To the extent that the computer screen does not contain stimuli – either visual or cognitive – that reflect the ambiguities of life, students will not be properly prepared for adult living. They will become intolerant of the uncertainty and complexity of adult living in the primary experience world, and feel safer with the certainty and greater clarity of the cyber world. Their minds will become molded to mirror the workings of the computer. And as this happens, they will become less and less capable of functioning as organic human beings. Less and less capable of the bonded connections that lead to good solid love relationships, good solid work relationships, good solid friendships and good solid community participation.
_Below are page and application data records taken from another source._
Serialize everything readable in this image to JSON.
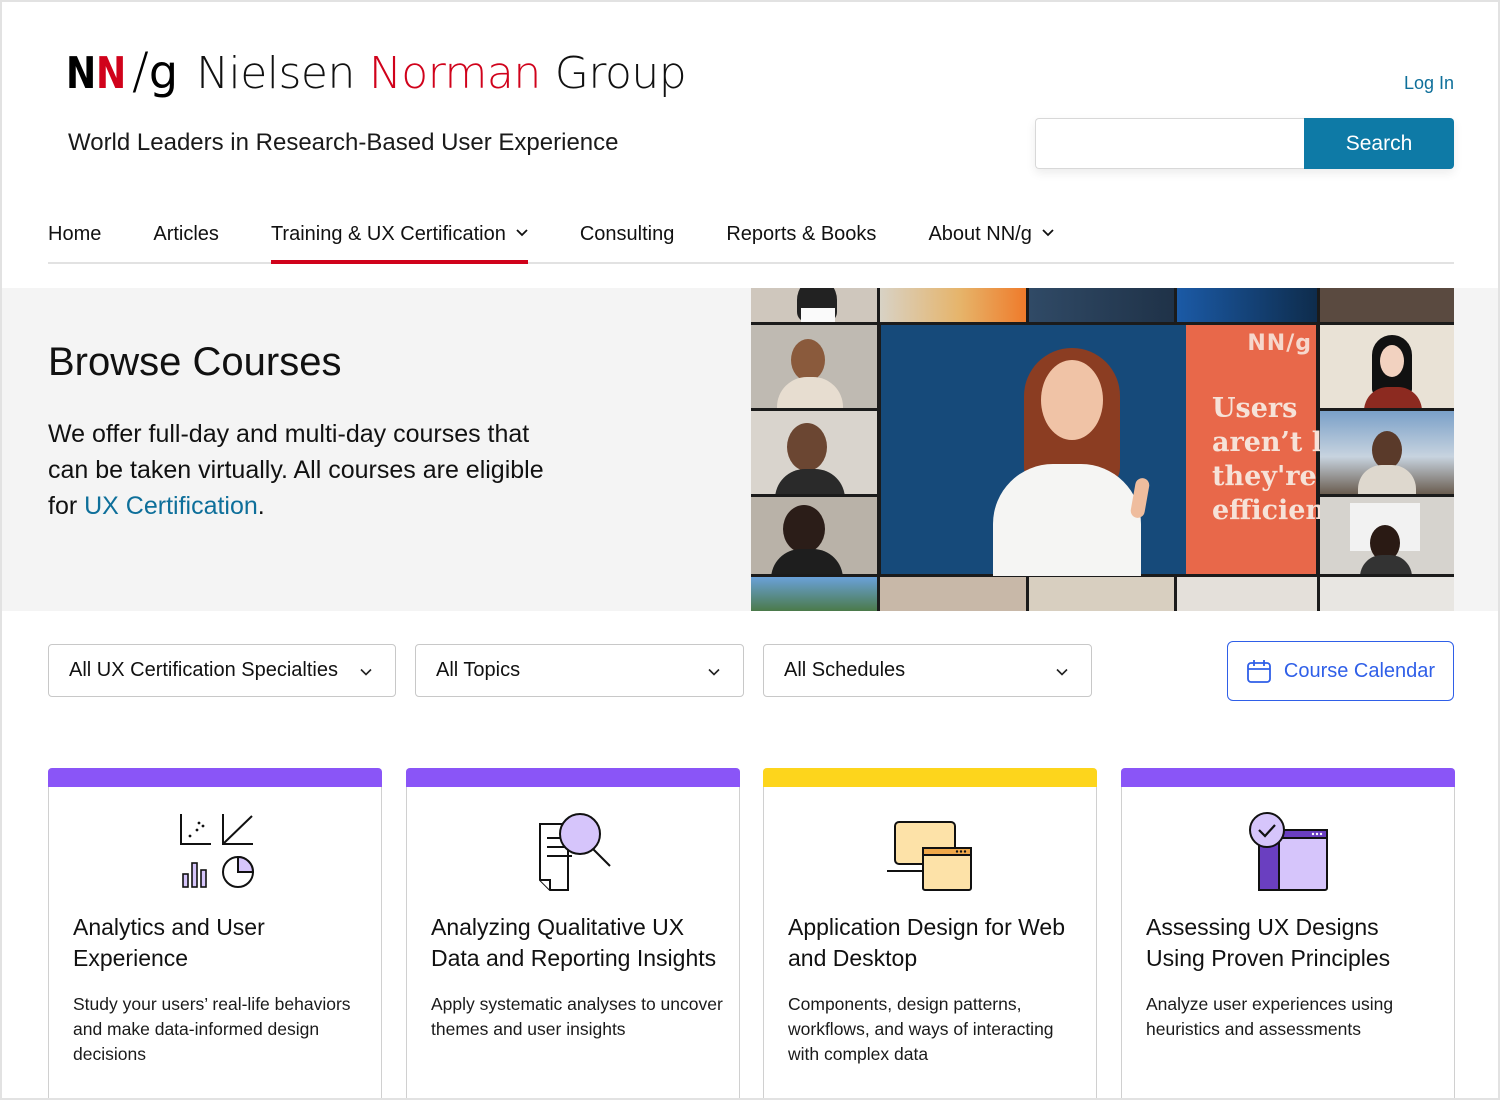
{
  "brand": {
    "logo_mark": [
      "N",
      "N",
      "/",
      "g"
    ],
    "name_words": [
      "Nielsen",
      "Norman",
      "Group"
    ],
    "tagline": "World Leaders in Research-Based User Experience",
    "colors": {
      "red": "#d0021b",
      "link_blue": "#0e6f9a",
      "button_blue": "#0e7aa6",
      "outline_blue": "#2f5fe8"
    }
  },
  "header": {
    "login_label": "Log In",
    "search": {
      "value": "",
      "placeholder": "",
      "button_label": "Search"
    }
  },
  "nav": {
    "items": [
      {
        "label": "Home",
        "has_dropdown": false,
        "active": false
      },
      {
        "label": "Articles",
        "has_dropdown": false,
        "active": false
      },
      {
        "label": "Training & UX Certification",
        "has_dropdown": true,
        "active": true
      },
      {
        "label": "Consulting",
        "has_dropdown": false,
        "active": false
      },
      {
        "label": "Reports & Books",
        "has_dropdown": false,
        "active": false
      },
      {
        "label": "About NN/g",
        "has_dropdown": true,
        "active": false
      }
    ]
  },
  "hero": {
    "title": "Browse Courses",
    "text_before_link": "We offer full-day and multi-day courses that can be taken virtually. All courses are eligible for ",
    "link_label": "UX Certification",
    "text_after_link": ".",
    "image": {
      "description": "Video-call grid of smiling course participants surrounding a presenter in front of an orange NN/g banner",
      "banner_logo": "NN/g",
      "banner_lines": [
        "Users",
        "aren’t la",
        "they're",
        "efficient"
      ]
    }
  },
  "filters": {
    "specialty": {
      "selected": "All UX Certification Specialties"
    },
    "topic": {
      "selected": "All Topics"
    },
    "schedule": {
      "selected": "All Schedules"
    },
    "calendar_button": {
      "label": "Course Calendar",
      "icon": "calendar-icon"
    }
  },
  "courses": [
    {
      "title": "Analytics and User Experience",
      "description": "Study your users’ real-life behaviors and make data-informed design decisions",
      "accent": "#8a55f7",
      "icon": "analytics-charts-icon"
    },
    {
      "title": "Analyzing Qualitative UX Data and Reporting Insights",
      "description": "Apply systematic analyses to uncover themes and user insights",
      "accent": "#8a55f7",
      "icon": "document-magnifier-icon"
    },
    {
      "title": "Application Design for Web and Desktop",
      "description": "Components, design patterns, workflows, and ways of interacting with complex data",
      "accent": "#fdd51c",
      "icon": "desktop-window-icon"
    },
    {
      "title": "Assessing UX Designs Using Proven Principles",
      "description": "Analyze user experiences using heuristics and assessments",
      "accent": "#8a55f7",
      "icon": "checkmark-window-icon"
    }
  ]
}
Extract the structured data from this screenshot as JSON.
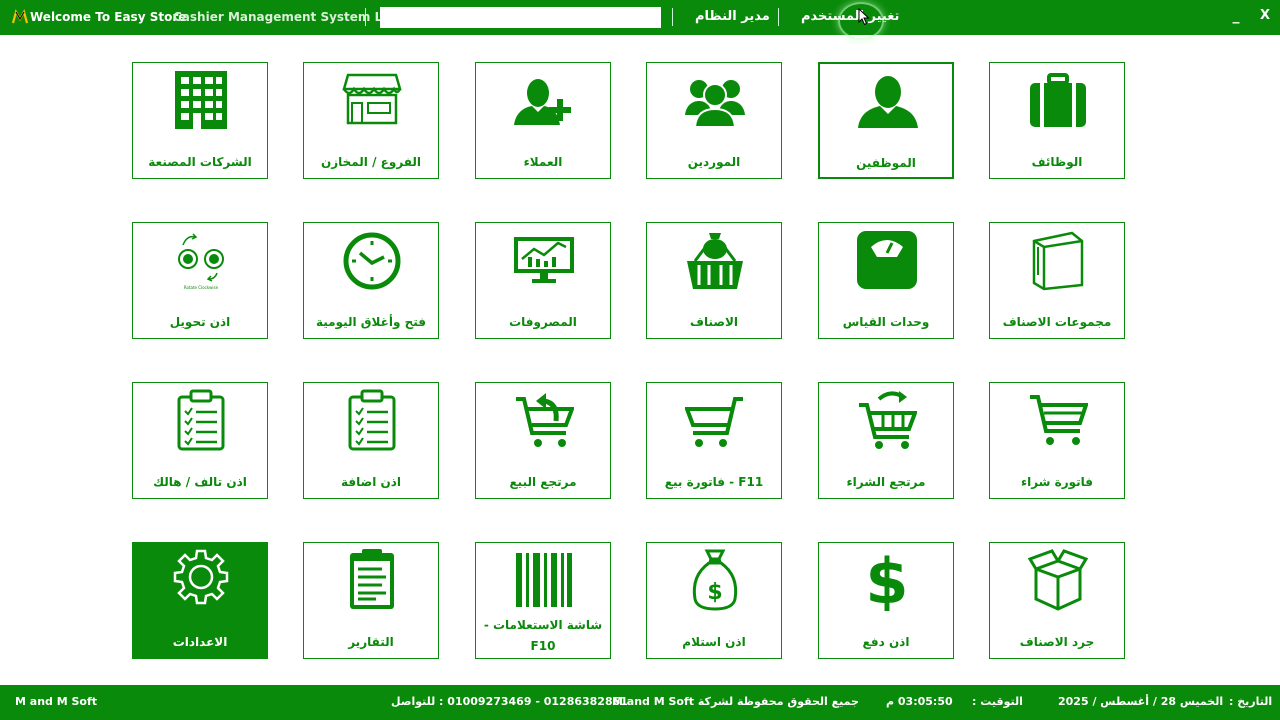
{
  "header": {
    "welcome": "Welcome To Easy Store",
    "system_name": "Cashier Management System L4",
    "search_value": "",
    "admin": "مدير النظام",
    "change_user": "تغيير المستخدم",
    "minimize": "_",
    "close": "X"
  },
  "tiles": [
    {
      "label": "الوظائف",
      "icon": "briefcase-icon"
    },
    {
      "label": "الموظفين",
      "icon": "employee-icon"
    },
    {
      "label": "الموردين",
      "icon": "suppliers-icon"
    },
    {
      "label": "العملاء",
      "icon": "add-customer-icon"
    },
    {
      "label": "الفروع / المخازن",
      "icon": "store-icon"
    },
    {
      "label": "الشركات المصنعة",
      "icon": "building-icon"
    },
    {
      "label": "مجموعات الاصناف",
      "icon": "shopping-bag-icon"
    },
    {
      "label": "وحدات القياس",
      "icon": "scale-icon"
    },
    {
      "label": "الاصناف",
      "icon": "basket-icon"
    },
    {
      "label": "المصروفات",
      "icon": "monitor-chart-icon"
    },
    {
      "label": "فتح وأغلاق اليومية",
      "icon": "clock-icon"
    },
    {
      "label": "اذن تحويل",
      "icon": "rotate-clockwise-icon",
      "caption": "Rotate Clockwise"
    },
    {
      "label": "فاتورة شراء",
      "icon": "cart-icon"
    },
    {
      "label": "مرتجع الشراء",
      "icon": "cart-return-icon"
    },
    {
      "label": "F11 - فاتورة بيع",
      "icon": "cart-sale-icon"
    },
    {
      "label": "مرتجع البيع",
      "icon": "cart-back-icon"
    },
    {
      "label": "اذن اضافة",
      "icon": "clipboard-icon"
    },
    {
      "label": "اذن تالف / هالك",
      "icon": "clipboard-damage-icon"
    },
    {
      "label": "جرد الاصناف",
      "icon": "box-icon"
    },
    {
      "label": "اذن دفع",
      "icon": "dollar-icon"
    },
    {
      "label": "اذن استلام",
      "icon": "money-bag-icon"
    },
    {
      "label": "شاشة الاستعلامات -",
      "label2": "F10",
      "icon": "barcode-icon"
    },
    {
      "label": "التقارير",
      "icon": "report-icon"
    },
    {
      "label": "الاعدادات",
      "icon": "gear-icon"
    }
  ],
  "footer": {
    "company": "M and M Soft",
    "phones": "01286382861 - 01009273469 : للتواصل",
    "rights": "جميع الحقوق محفوظة لشركة M and M Soft",
    "time": "03:05:50 م",
    "time_label": "التوقيت :",
    "date": "الخميس 28 / أغسطس / 2025",
    "date_label": "التاريخ :"
  },
  "colors": {
    "brand": "#0a8a0a",
    "background": "#ffffff"
  }
}
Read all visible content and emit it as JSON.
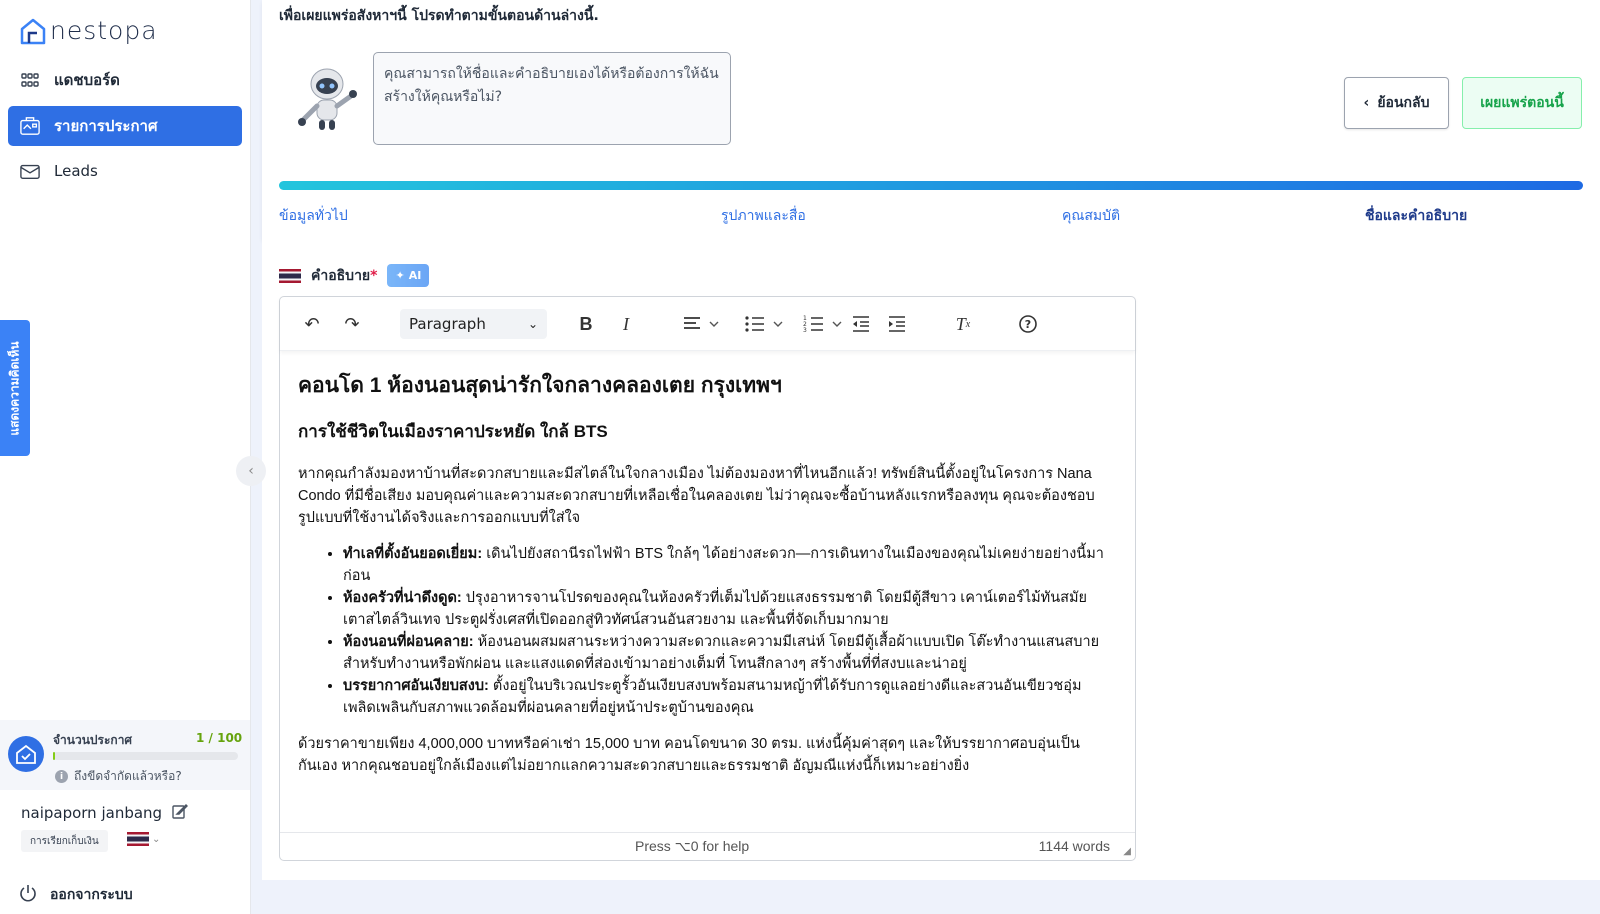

Even those modern students who are not in online classes, but who use consumer technology a lot, are having difficulties forming solid human connections in the external world. Such students end up in an intolerable growing isolation in an experiential vacuum. Although some of their isolation is due simply to withdrawal from the overstimulation of abrasive static stimuli as in the crowding from overpopulation, noise pollution, air pollution, and, in general, the accelerated pace of modern life, much of it is due to feeling overwhelmed by simple bonded connections to other people. And as the students withdraw further into numbness to escape what are for them the increasingly overstimulating human situations in the external world, they try to fight that numbness at the same time by doing self-destructive things like drugs, binge drinking, cutting their wrists or carrying out attempted suicides. In the case of the suicides, many of the young people hope that by warning other people directly or indirectly, someone will save them before it’s too late. But the sad truth is that an attempted suicide – one that fails - actually temporarily brings many students to life, pulls them out of the living death of their numbness.
Other students just become more successfully robotic from their immersion in consumer technology. Somehow they find a way to survive the technological isolation in which they have immersed by taking on the traits of their technology.
Students need the massage of human contact. And human teachers are going to be more successful in putting facts and ideas in larger contexts, so that knowledge can be taught as a more coherent flow. This parallels the flow of organic life based in primary experience. This is the way life should be lived by mammalian human beings. Having ongoing interactions with teachers and with other students teaches students to engage the external world, to become active members of other social groupings like families, clubs, and communities. Ongoing interactions in the primary experiences of the classroom help students to develop coherent identities within human structures outside of themselves.
On still another level, our minds become indications of what we have become as people. If what our students absorb is digital points; defined discrete images, facts and ideas; excerpts of books; random chunks of entities and events floating in an experiential vacuum, then all this will act as a mirror and an implicit model for how our students will develop, how their minds will configure. Lack of coherence in their daily fields of experience, in their worlds of experience in cyberspace, will lead to lack of coherence in their unfolding senses of self. And a fragmented sense of self is not conducive to long-term viability of an organic individual human. In the long term, fragmented senses of self pose a real danger to the human race. This is what we have to consider when something as seemingly innocent as online high school degree programs are introduced into the lives of many of the people we love dearly, people who look to us for guidance and protection.
© 2014 Laurence Mesirow